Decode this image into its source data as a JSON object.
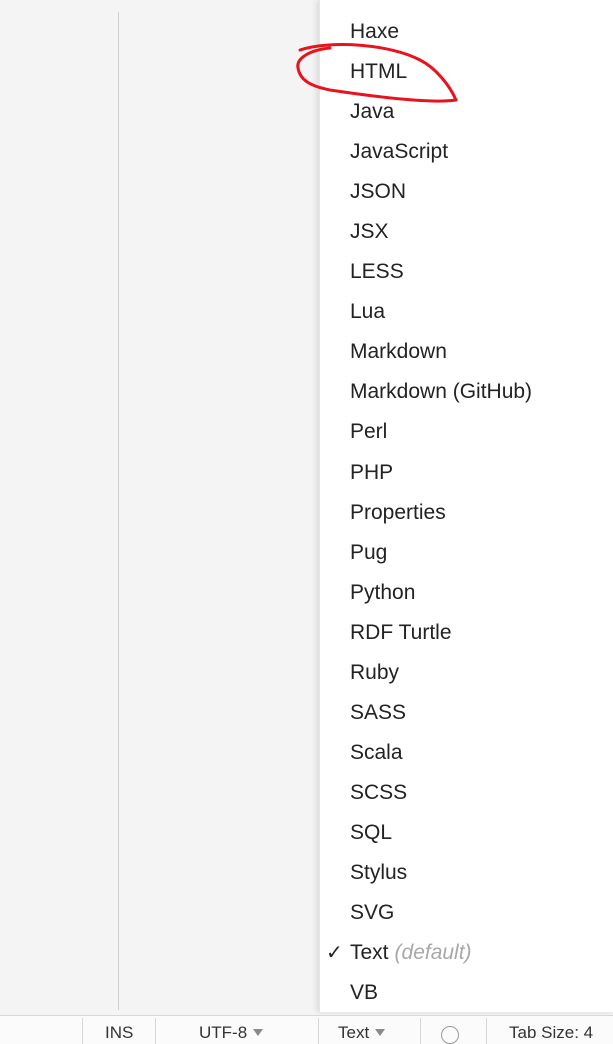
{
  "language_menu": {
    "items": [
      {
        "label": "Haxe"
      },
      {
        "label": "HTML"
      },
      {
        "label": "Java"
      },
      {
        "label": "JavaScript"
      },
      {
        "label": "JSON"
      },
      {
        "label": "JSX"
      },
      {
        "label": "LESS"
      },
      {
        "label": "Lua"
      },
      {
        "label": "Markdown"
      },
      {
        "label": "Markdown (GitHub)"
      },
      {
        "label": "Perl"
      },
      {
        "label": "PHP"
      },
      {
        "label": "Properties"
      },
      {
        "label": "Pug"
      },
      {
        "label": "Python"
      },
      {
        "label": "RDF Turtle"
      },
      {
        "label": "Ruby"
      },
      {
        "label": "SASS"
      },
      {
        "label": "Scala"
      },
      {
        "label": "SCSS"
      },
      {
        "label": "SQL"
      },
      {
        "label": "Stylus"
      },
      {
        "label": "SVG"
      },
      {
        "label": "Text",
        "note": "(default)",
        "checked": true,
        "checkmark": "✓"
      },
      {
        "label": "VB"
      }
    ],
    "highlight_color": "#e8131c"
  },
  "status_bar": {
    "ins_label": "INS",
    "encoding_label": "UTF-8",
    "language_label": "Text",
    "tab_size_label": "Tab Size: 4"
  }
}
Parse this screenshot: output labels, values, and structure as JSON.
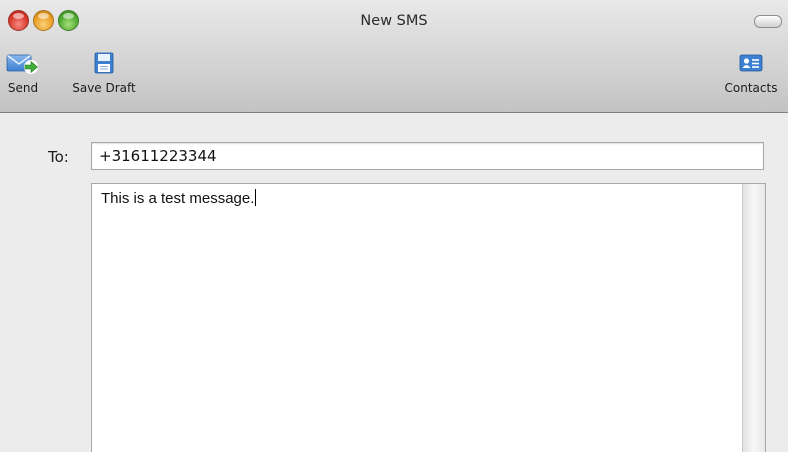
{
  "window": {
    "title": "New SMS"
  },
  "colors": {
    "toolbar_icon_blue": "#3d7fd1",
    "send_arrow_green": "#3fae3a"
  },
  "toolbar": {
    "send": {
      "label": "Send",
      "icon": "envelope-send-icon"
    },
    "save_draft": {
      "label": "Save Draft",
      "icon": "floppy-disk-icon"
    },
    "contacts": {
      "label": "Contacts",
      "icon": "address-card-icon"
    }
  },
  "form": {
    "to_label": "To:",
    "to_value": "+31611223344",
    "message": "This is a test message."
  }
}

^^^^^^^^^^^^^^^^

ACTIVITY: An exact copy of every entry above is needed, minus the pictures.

EXERCISE RESULT:
Decode this image into its source data as a JSON object.
{
  "language_menu": {
    "items": [
      {
        "label": "Haxe"
      },
      {
        "label": "HTML"
      },
      {
        "label": "Java"
      },
      {
        "label": "JavaScript"
      },
      {
        "label": "JSON"
      },
      {
        "label": "JSX"
      },
      {
        "label": "LESS"
      },
      {
        "label": "Lua"
      },
      {
        "label": "Markdown"
      },
      {
        "label": "Markdown (GitHub)"
      },
      {
        "label": "Perl"
      },
      {
        "label": "PHP"
      },
      {
        "label": "Properties"
      },
      {
        "label": "Pug"
      },
      {
        "label": "Python"
      },
      {
        "label": "RDF Turtle"
      },
      {
        "label": "Ruby"
      },
      {
        "label": "SASS"
      },
      {
        "label": "Scala"
      },
      {
        "label": "SCSS"
      },
      {
        "label": "SQL"
      },
      {
        "label": "Stylus"
      },
      {
        "label": "SVG"
      },
      {
        "label": "Text",
        "note": "(default)",
        "checked": true,
        "checkmark": "✓"
      },
      {
        "label": "VB"
      }
    ],
    "highlight_color": "#e8131c"
  },
  "status_bar": {
    "ins_label": "INS",
    "encoding_label": "UTF-8",
    "language_label": "Text",
    "tab_size_label": "Tab Size: 4"
  }
}
Parse this screenshot: output labels, values, and structure as JSON.
{
  "window": {
    "title": "New SMS"
  },
  "colors": {
    "toolbar_icon_blue": "#3d7fd1",
    "send_arrow_green": "#3fae3a"
  },
  "toolbar": {
    "send": {
      "label": "Send",
      "icon": "envelope-send-icon"
    },
    "save_draft": {
      "label": "Save Draft",
      "icon": "floppy-disk-icon"
    },
    "contacts": {
      "label": "Contacts",
      "icon": "address-card-icon"
    }
  },
  "form": {
    "to_label": "To:",
    "to_value": "+31611223344",
    "message": "This is a test message."
  }
}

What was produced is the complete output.